The problem:
Work out how many lines in the records contain the word "JSON", and give that number alone.

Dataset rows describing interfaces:
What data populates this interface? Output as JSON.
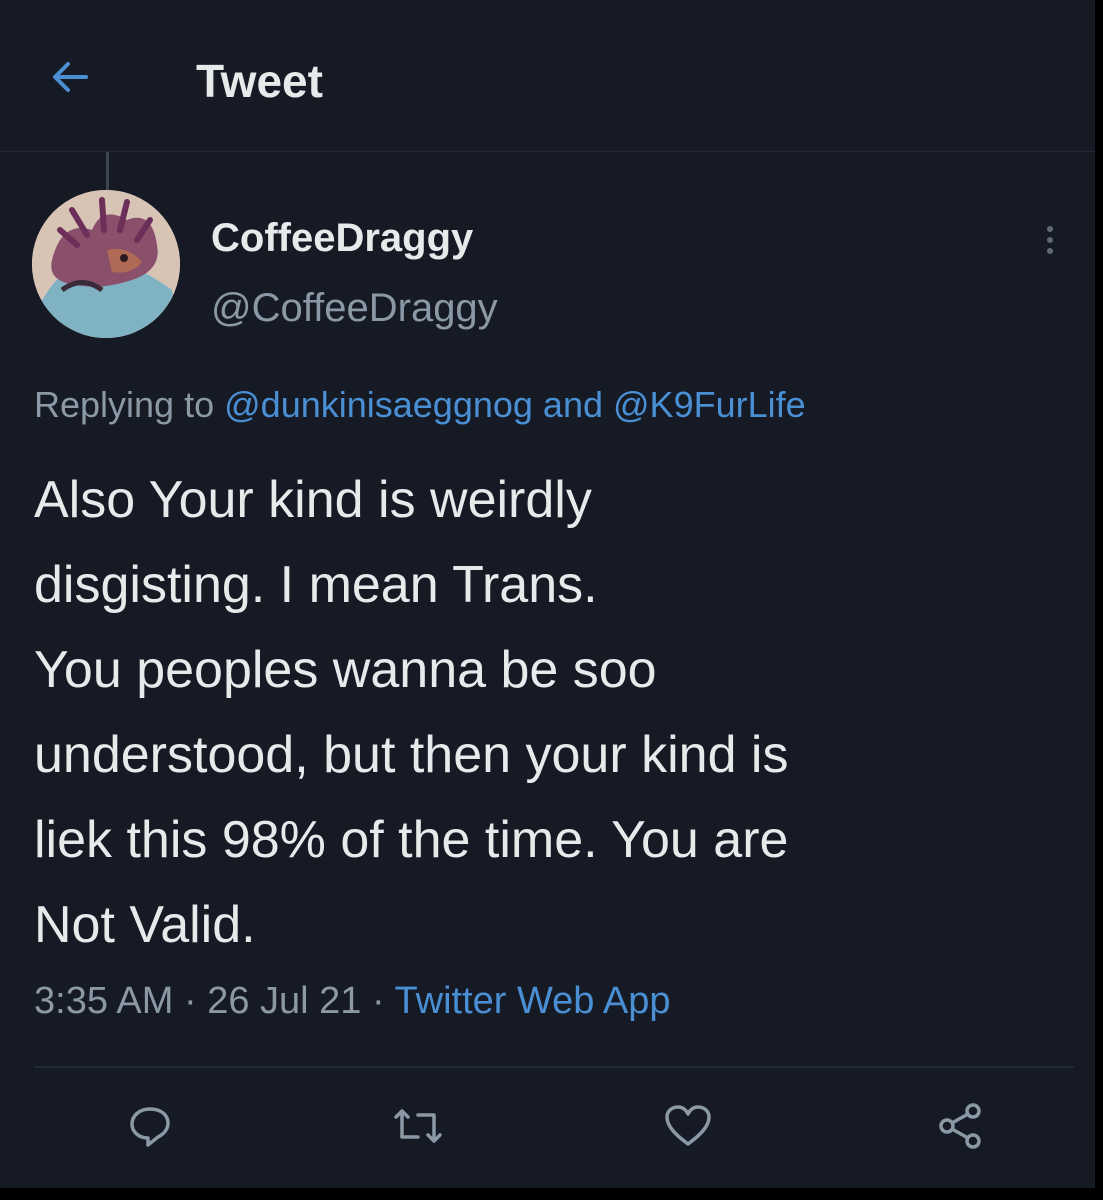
{
  "header": {
    "title": "Tweet",
    "back_icon": "arrow-left-icon"
  },
  "tweet": {
    "author": {
      "display_name": "CoffeeDraggy",
      "handle": "@CoffeeDraggy"
    },
    "replying_to": {
      "prefix": "Replying to",
      "mention1": "@dunkinisaeggnog",
      "conjunction": "and",
      "mention2": "@K9FurLife"
    },
    "text_lines": [
      "Also Your kind is weirdly",
      "disgisting. I mean Trans.",
      "You peoples wanna be soo",
      "understood, but then your kind is",
      "liek this 98% of the time. You are",
      "Not Valid."
    ],
    "time": "3:35 AM",
    "date": "26 Jul 21",
    "separator": "·",
    "source": "Twitter Web App"
  },
  "actions": [
    {
      "icon": "reply-icon"
    },
    {
      "icon": "retweet-icon"
    },
    {
      "icon": "like-icon"
    },
    {
      "icon": "share-icon"
    }
  ],
  "colors": {
    "background": "#151a24",
    "text": "#e7e9ea",
    "secondary_text": "#8b98a5",
    "accent": "#4a8fd4",
    "icon": "#8b98a5"
  }
}
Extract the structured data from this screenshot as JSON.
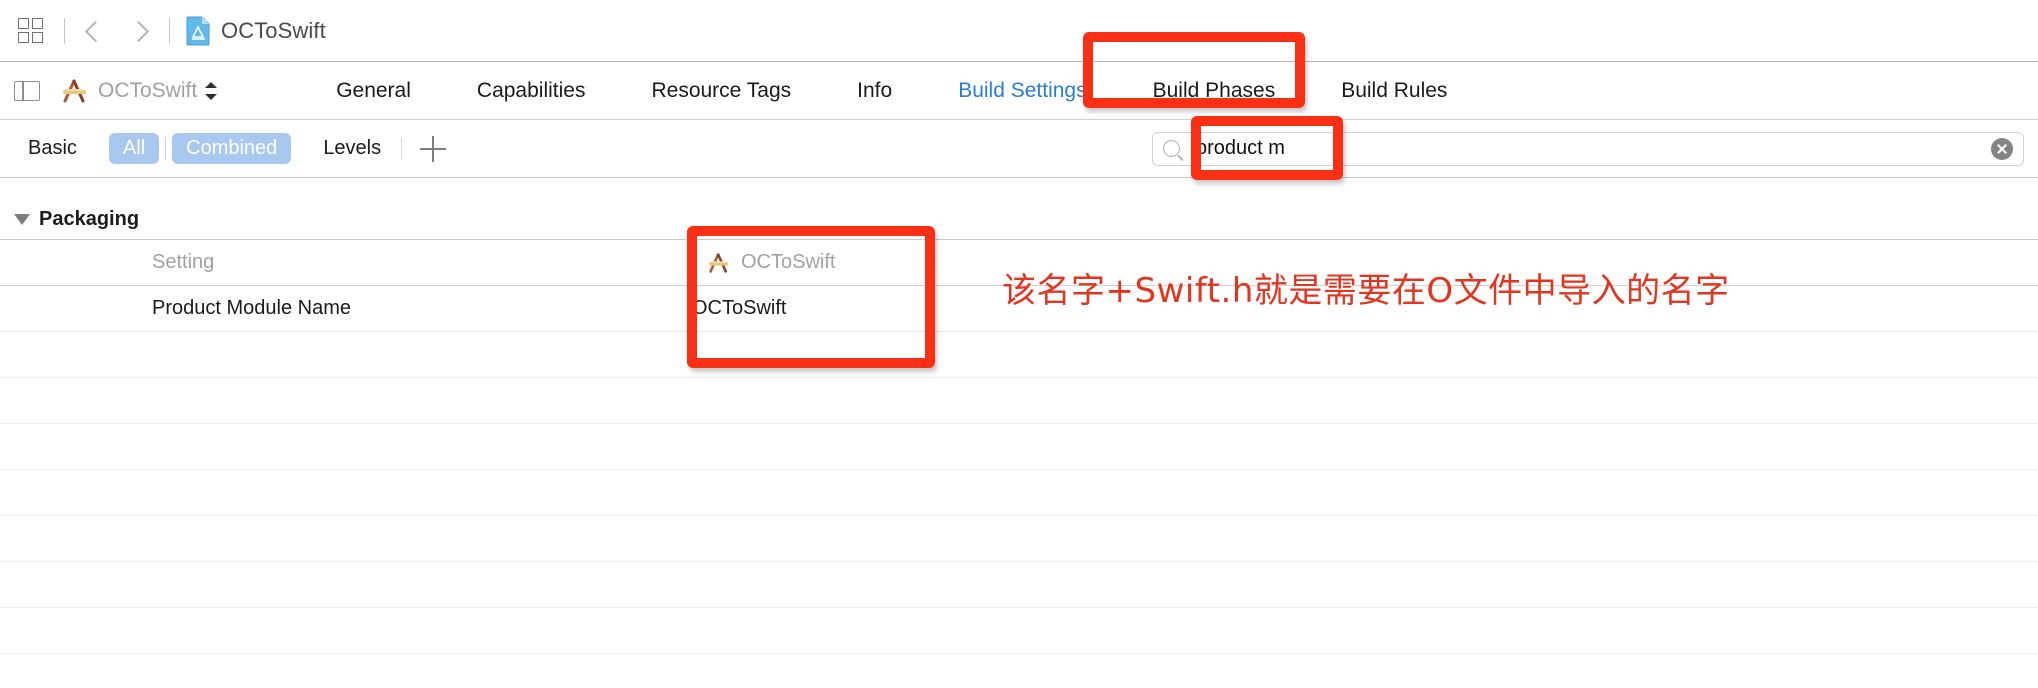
{
  "window": {
    "breadcrumb": "OCToSwift",
    "doc_icon": "swift-project-document-icon",
    "grid_icon": "grid-layout-icon",
    "back_icon": "back-chevron-icon",
    "forward_icon": "forward-chevron-icon"
  },
  "tabbar": {
    "panel_toggle_icon": "left-panel-toggle-icon",
    "target_icon": "xcode-target-icon",
    "target_name": "OCToSwift",
    "stepper_icon": "up-down-stepper-icon",
    "tabs": [
      {
        "label": "General",
        "active": false
      },
      {
        "label": "Capabilities",
        "active": false
      },
      {
        "label": "Resource Tags",
        "active": false
      },
      {
        "label": "Info",
        "active": false
      },
      {
        "label": "Build Settings",
        "active": true
      },
      {
        "label": "Build Phases",
        "active": false
      },
      {
        "label": "Build Rules",
        "active": false
      }
    ]
  },
  "filterbar": {
    "segments": [
      {
        "label": "Basic",
        "selected": false
      },
      {
        "label": "All",
        "selected": true
      },
      {
        "label": "Combined",
        "selected": true
      },
      {
        "label": "Levels",
        "selected": false
      }
    ],
    "add_button": "add-setting-button",
    "search": {
      "value": "product m",
      "placeholder": "",
      "search_icon": "search-icon",
      "clear_icon": "clear-search-icon"
    }
  },
  "settings": {
    "group": {
      "title": "Packaging",
      "expanded": true,
      "disclosure_icon": "disclosure-triangle-down-icon"
    },
    "columns": {
      "setting": "Setting",
      "target": "OCToSwift",
      "target_icon": "xcode-target-icon"
    },
    "rows": [
      {
        "setting": "Product Module Name",
        "value": "OCToSwift"
      }
    ],
    "empty_row_count": 8
  },
  "annotations": {
    "note": "该名字+Swift.h就是需要在O文件中导入的名字",
    "note_color": "#e2351f",
    "box_color": "#fa2f13",
    "boxes": [
      {
        "name": "build-settings-tab-highlight"
      },
      {
        "name": "search-query-highlight"
      },
      {
        "name": "product-module-name-value-highlight"
      }
    ]
  }
}
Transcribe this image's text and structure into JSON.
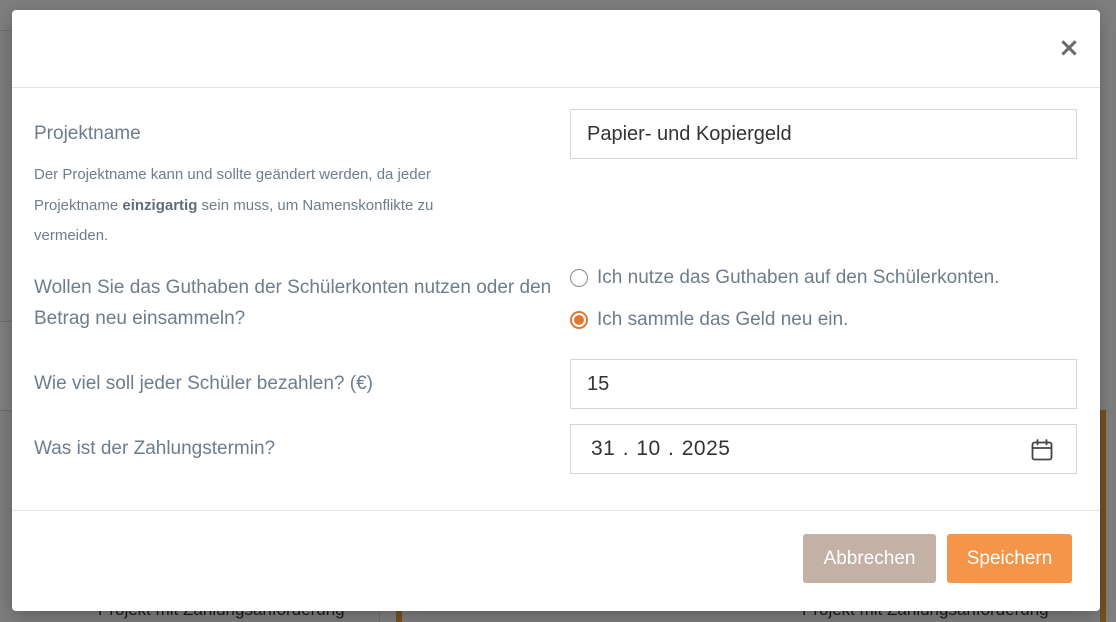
{
  "modal": {
    "close_symbol": "×",
    "project_name": {
      "label": "Projektname",
      "help_before": "Der Projektname kann und sollte geändert werden, da jeder Projektname ",
      "help_bold": "einzigartig",
      "help_after": " sein muss, um Namenskonflikte zu vermeiden.",
      "value": "Papier- und Kopiergeld"
    },
    "funding": {
      "question": "Wollen Sie das Guthaben der Schülerkonten nutzen oder den Betrag neu einsammeln?",
      "options": [
        {
          "label": "Ich nutze das Guthaben auf den Schülerkonten.",
          "checked": false
        },
        {
          "label": "Ich sammle das Geld neu ein.",
          "checked": true
        }
      ]
    },
    "amount": {
      "label": "Wie viel soll jeder Schüler bezahlen? (€)",
      "value": "15"
    },
    "due_date": {
      "label": "Was ist der Zahlungstermin?",
      "value": "31 . 10 . 2025",
      "icon": "calendar-icon"
    },
    "buttons": {
      "cancel": "Abbrechen",
      "save": "Speichern"
    }
  },
  "background": {
    "card_footer_left": "Projekt mit Zahlungsanforderung",
    "card_footer_right": "Projekt mit Zahlungsanforderung"
  },
  "colors": {
    "accent": "#f4954a",
    "radio_checked": "#e0762f",
    "cancel": "#c4b1a5",
    "label_text": "#6e7d8c"
  }
}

Task output:
3